Good paying union jobs will come to Maine if the Build Back Better Act passes Congress.

November 19, 2021

Maine State Sen. Joe Baldacci. photo by Ramona du Houx

Oped by Joe Baldacci, Maine Sate Senator

We live in a moment of profound challenge and opportunity.

The pandemic has taken the lives of more than 1,200 Mainers and over 750,000 Americans, and we are still living under the scourge of COVID-19. Thousands of people are unemployed while many struggle to keep up with the demands of work and family. But don’t despair. The House of Representatives just passed transformative legislation, the Build Back Better Act (BBBA) that addresses long-standing failures to support our families, communities and the environment—failures that predate the pandemic but were exacerbated and exposed by it. Now the Senate needs to vote on this historic legislation that will invest in working people, to make up the deficit of dignity and opportunity that we’ve been stuck in for far too long.

They previously voted to gave away trillions to the biggest corporations and richest individuals, the majority of whom pay less taxes than a teacher or mechanic.  It’s time to invest in Mainers with this once-in-a-lifetime opportunity to fundamentally change lives. If passed, it would provide significant benefits for working people while making the kinds of investments we need to see our economy grow for years to come, and protect the environment.
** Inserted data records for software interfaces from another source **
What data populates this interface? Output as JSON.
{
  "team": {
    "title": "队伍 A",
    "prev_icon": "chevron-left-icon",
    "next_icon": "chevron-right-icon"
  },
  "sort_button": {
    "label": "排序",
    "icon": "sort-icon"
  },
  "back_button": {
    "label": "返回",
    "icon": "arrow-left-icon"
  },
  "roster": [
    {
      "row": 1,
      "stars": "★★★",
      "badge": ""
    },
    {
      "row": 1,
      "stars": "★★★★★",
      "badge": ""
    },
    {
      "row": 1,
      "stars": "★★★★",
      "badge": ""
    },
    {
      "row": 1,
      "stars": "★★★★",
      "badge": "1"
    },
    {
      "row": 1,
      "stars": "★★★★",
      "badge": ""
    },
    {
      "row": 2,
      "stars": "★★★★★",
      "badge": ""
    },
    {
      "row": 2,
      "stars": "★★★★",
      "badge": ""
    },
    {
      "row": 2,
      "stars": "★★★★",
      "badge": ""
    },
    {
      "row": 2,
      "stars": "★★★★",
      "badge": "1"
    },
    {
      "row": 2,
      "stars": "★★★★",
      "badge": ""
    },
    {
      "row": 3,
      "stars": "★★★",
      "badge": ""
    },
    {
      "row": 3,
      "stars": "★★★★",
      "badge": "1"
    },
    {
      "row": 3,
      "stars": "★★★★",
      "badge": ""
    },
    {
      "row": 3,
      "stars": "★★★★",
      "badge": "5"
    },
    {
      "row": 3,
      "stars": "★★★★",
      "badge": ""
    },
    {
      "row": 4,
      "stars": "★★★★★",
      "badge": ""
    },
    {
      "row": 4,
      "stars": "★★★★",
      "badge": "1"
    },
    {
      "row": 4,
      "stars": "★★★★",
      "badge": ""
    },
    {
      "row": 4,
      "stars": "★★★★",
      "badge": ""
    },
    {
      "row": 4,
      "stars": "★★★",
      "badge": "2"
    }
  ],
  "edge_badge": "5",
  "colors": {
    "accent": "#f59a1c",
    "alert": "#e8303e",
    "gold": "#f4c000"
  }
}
The BBBA would invest in child and elder care workers, who have been underpaid and undervalued for far too long. Some of these frontline heroes found their employers closing their doors even before the pandemic, which only made matters worse. BBBA would address the chronic shortage of child care options, raise wages for these cherished but low-paid workers, and save families money while allowing them to stay in the workforce.

While I am proud to have supported our heroic nursing home workers, so much more must be done to support older Mainers and those who have disabilities. The BBBA would invest hundreds of millions into home and community-based services, creating thousands of needed jobs caring for the elderly and disabled who want to live independently at home.

Maine’s second Congressional district faces an affordable housing shortage of over 11,000 homes. Statewide, one in five renter households spend more than half their income on housing costs. The BBBA would make historic investments to increase the housing supply, making homes more affordable while stimulating the construction sector.

The BBBA also includes unprecedented investments to address the climate crisis, cut carbon pollution, deliver action on environmental justice, reduce energy bills for working families throughout Maine, and create millions of good jobs. The BBBA would put Mainers to work in clean energy, renewable manufacturing, infrastructure revitalization, and a Civilian Climate Corps that would work to protect our beloved outdoor spaces. These family-sustaining, union jobs would provide a boost for Maine’s local economies, benefiting everyone.

The bill includes more than $550 billion for climate action and will put our country on a path to dramatically cut the pollution driving climate change, while building a just and equitable economy. The investments would set the United States on a path to a 50-52% reduction in carbon pollution by 2030—the same goal scientists say is necessary to prevent the worst impacts of climate change.

In addition, the BBBA would extend the child tax credit to put money in working families’ pockets; expand job training, and make college tuition more affordable.

Recently, the Congressional Budget Office released their report on BBBA, which clearly states it will benefit the economy, saying it would raise $207 billion over 10 years—meaning the net savings would be $127 billion.

We’ve been through so much during the pandemic. With these long-term investments we will bounce back to a more just society. One that gives give everyone a shot at the American dream. One where a fulfilling life is within our grasp. We can do big things, and we can build back better.